That observation was confirmed by Tim Finn in an interview with this writer in Toronto six months later. “The first Auckland show was unbelievable,” said Tim. “I’ll never do a better show in my whole life. Before we went on stage, we all looked at each other, bewildered. We couldn’t believe the noise coming from the crowd. Half the audience were kids who’d never have seen Split Enz, but they knew every song. That was a great feeling, that we were part of them. There wasn’t that separation. We belonged to them and there’s a kind of liberation in that. It’s a great feeling.”
A live album, Anniversary, was culled from the tour. Extensive Australian press coverage of the tour proved that great interest in the band remained there, prompting Mushroom Records to re-release all the Split Enz CDs in two boxed sets. History can repeat.

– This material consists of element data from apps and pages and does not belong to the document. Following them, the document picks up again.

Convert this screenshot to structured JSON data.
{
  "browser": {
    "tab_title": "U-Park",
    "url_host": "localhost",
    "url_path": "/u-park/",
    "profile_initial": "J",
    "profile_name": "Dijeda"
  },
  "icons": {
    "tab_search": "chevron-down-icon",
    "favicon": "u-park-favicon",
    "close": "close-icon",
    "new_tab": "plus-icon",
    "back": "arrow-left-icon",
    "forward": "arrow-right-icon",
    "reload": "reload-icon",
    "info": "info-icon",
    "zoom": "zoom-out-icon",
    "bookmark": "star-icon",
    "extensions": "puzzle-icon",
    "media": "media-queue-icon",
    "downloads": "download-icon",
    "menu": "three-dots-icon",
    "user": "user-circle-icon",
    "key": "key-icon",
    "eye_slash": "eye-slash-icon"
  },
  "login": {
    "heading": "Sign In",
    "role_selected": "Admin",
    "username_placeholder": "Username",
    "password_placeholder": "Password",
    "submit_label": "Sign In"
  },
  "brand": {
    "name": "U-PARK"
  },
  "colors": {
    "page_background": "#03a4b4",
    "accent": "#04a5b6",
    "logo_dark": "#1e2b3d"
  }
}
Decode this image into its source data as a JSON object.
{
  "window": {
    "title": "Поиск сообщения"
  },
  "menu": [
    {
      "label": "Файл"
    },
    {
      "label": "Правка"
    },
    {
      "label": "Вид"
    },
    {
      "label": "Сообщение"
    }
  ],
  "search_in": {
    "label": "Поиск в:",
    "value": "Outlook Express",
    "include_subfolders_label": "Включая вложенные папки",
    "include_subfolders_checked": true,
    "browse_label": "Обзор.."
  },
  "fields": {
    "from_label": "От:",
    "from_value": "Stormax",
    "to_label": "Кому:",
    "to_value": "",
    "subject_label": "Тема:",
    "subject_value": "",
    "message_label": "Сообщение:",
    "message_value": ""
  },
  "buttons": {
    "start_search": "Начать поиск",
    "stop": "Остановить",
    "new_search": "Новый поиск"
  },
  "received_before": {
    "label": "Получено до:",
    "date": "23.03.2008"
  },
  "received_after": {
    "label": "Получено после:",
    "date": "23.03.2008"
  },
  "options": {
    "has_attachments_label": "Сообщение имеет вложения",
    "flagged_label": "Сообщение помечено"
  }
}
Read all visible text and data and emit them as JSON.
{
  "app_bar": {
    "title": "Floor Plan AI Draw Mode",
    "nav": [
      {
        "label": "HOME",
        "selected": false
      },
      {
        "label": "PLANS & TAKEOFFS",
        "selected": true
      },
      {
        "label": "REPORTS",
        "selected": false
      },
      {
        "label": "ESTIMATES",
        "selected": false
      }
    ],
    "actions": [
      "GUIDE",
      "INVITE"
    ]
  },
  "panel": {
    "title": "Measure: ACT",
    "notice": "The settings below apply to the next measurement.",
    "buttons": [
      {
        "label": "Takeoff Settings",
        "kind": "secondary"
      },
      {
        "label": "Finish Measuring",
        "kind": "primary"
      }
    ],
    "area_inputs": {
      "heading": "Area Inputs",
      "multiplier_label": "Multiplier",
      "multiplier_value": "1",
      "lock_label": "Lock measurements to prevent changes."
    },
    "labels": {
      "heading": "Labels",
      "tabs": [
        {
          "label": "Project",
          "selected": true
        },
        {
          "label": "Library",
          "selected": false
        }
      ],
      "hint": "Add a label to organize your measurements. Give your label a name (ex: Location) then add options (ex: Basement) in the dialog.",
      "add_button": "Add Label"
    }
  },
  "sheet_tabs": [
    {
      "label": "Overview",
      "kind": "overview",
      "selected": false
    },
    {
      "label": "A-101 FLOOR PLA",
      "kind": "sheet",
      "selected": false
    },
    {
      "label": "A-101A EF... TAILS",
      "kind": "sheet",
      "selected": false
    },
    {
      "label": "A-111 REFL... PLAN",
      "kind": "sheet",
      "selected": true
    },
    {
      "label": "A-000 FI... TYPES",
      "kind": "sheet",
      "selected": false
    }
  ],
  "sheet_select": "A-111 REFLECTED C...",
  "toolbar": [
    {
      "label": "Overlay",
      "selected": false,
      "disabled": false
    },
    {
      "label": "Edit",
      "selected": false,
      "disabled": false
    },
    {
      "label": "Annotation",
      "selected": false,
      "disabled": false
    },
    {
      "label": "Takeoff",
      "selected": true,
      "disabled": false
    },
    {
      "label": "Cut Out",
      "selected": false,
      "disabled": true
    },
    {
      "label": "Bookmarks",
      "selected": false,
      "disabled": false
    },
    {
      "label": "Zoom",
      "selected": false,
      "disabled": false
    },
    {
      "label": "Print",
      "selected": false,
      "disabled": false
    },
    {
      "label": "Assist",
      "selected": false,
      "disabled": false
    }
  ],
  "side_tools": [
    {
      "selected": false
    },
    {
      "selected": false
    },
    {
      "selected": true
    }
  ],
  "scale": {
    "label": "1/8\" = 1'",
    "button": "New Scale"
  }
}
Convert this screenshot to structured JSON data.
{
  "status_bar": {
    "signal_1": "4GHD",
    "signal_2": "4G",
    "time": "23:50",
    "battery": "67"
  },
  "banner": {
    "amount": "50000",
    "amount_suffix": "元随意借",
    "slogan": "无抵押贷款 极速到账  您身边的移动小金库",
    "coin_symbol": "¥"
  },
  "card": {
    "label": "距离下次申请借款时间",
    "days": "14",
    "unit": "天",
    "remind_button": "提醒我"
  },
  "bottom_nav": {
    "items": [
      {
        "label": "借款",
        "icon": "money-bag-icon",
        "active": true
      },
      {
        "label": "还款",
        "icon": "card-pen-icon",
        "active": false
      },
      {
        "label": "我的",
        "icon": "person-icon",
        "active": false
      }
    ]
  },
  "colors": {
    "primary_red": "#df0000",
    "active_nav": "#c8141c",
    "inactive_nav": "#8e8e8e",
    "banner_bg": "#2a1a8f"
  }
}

In our 1993 interview, Tim Finn reflected eloquently on his perspective on Split Enz then. “There’s part of one that wants to move on and leave it all behind, but there’s part of one that finds it like an old coat. It is very easy to slip into. It’s very comfortable and has a lot of memories.”
Over the next 15 years, he and his comrades did occasionally slip back into the comfy coat that was Split Enz, delighting fans, young and old, in Australasia. In 1995, Eddie Rayner spearheaded the ENZSO project. In this, the New Zealand Symphony Orchestra (under conductor Peter Scholes), New Zealand National Youth Choir and Split Enz collaborated on orchestral treatments of some Split Enz classics. As well as Neil and Tim Finn, those contributing lead vocals included Sam Hunt, Dave Dobbyn and Annie Crummer. The resulting album, ENZSO, and a touring version both did very well in Australasia, and the album gained a North American release on Sony Music. A sequel, ENZSO2, was released in 1999, with illustrious guest vocalists including Dame Kiri Te Kanawa, Bic Runga, Jon Stevens and Margaret Urlich.
In 1999, Split Enz performed at the Millennium Concert on New Year’s Eve in Auckland at the Viaduct Basin, Auckland. In July 2005, Split Enz were inducted into the ARIA Music Awards Hall of Fame, performing ‘Poor Boy’ and ‘History Never Repeats’ at the ceremony in Melbourne’s Regent Theatre. Every member of Split Enz received an award and all of them were present, except for Mike Howard and, sadly, Paul Hester, who had taken his own life four months earlier. John Clarke (aka Fred Dagg) presented the band, while other inductees that night included The Easybeats, Renee Geyer, and Normie Rowe. Good company to keep.
An Australian tour in June 2006 drew large crowds, and was notable for the fact that it featured Malcolm Green (drummer from 1976-81) back behind the kit. A March 2008 tour of New Zealand comprised shows in Christchurch and Wellington and two in Auckland at the Vector Arena. Always ready to reunite for a worthy cause, Split Enz also played together on March 14, 2009 in Melbourne at the Sound Relief benefit concert, in support of Red Cross relief for the Victorian Bushfire Crisis.
Regardless of whether New Zealand ever again hosts a Split Enz show, the band’s impact on New Zealand music is both immense and indelible.
Split Enz. We will not see their like again.